§ **TASK DESCRIPTION**
Where does the string "Crash" occur in the records below? Copy every line that holds it.

[Component data from apps and pages]
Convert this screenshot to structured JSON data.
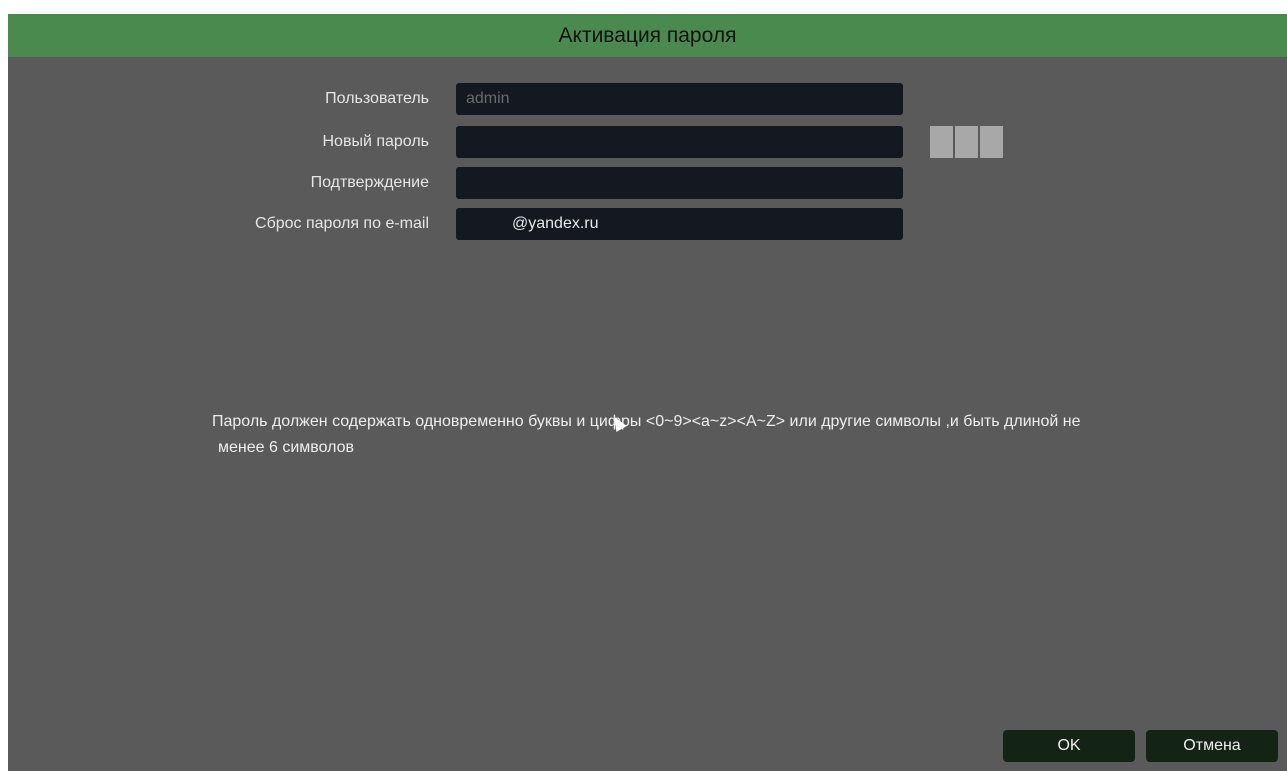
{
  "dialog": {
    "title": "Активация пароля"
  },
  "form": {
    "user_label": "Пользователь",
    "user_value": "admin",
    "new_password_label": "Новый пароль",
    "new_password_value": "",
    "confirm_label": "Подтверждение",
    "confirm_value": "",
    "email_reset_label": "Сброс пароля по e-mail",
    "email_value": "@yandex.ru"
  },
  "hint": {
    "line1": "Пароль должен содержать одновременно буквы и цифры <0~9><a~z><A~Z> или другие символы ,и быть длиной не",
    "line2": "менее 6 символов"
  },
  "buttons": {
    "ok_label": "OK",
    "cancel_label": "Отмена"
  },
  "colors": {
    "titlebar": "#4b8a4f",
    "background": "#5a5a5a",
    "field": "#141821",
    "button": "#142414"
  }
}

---

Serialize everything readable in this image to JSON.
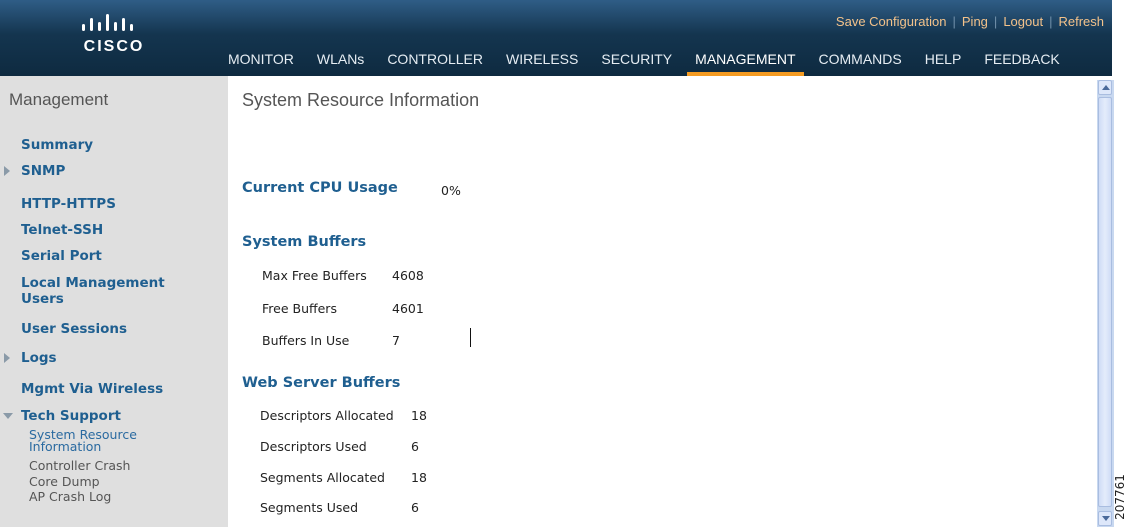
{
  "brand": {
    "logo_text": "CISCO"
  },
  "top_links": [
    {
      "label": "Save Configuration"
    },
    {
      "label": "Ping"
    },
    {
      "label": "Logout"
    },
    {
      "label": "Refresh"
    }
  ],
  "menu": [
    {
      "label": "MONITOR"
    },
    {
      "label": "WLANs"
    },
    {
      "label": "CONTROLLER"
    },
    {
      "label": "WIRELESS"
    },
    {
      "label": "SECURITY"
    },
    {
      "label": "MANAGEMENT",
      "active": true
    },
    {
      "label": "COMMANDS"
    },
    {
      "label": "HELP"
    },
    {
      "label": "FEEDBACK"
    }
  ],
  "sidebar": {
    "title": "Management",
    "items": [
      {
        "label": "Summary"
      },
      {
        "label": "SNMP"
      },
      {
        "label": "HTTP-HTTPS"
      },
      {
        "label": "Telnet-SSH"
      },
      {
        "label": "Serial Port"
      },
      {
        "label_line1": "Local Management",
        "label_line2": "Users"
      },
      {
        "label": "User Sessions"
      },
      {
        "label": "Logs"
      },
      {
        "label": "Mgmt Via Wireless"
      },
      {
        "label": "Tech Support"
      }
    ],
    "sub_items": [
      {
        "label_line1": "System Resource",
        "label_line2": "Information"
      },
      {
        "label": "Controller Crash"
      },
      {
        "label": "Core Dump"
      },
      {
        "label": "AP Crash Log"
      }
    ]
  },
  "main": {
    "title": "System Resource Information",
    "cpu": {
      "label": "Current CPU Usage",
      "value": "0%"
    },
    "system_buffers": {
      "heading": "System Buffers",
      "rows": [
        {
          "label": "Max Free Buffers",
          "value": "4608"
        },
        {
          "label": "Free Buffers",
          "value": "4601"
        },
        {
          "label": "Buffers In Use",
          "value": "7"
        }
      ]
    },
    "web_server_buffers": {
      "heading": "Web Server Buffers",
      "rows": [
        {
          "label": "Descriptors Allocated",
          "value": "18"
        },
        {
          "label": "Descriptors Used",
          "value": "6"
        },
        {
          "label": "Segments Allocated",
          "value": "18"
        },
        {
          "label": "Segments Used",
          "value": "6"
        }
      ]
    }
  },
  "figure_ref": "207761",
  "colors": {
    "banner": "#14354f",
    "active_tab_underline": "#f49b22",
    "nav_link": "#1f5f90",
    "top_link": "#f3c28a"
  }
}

§ **EXERCISE RESULT**
        "label": "Controller Crash"
        "label": "AP Crash Log"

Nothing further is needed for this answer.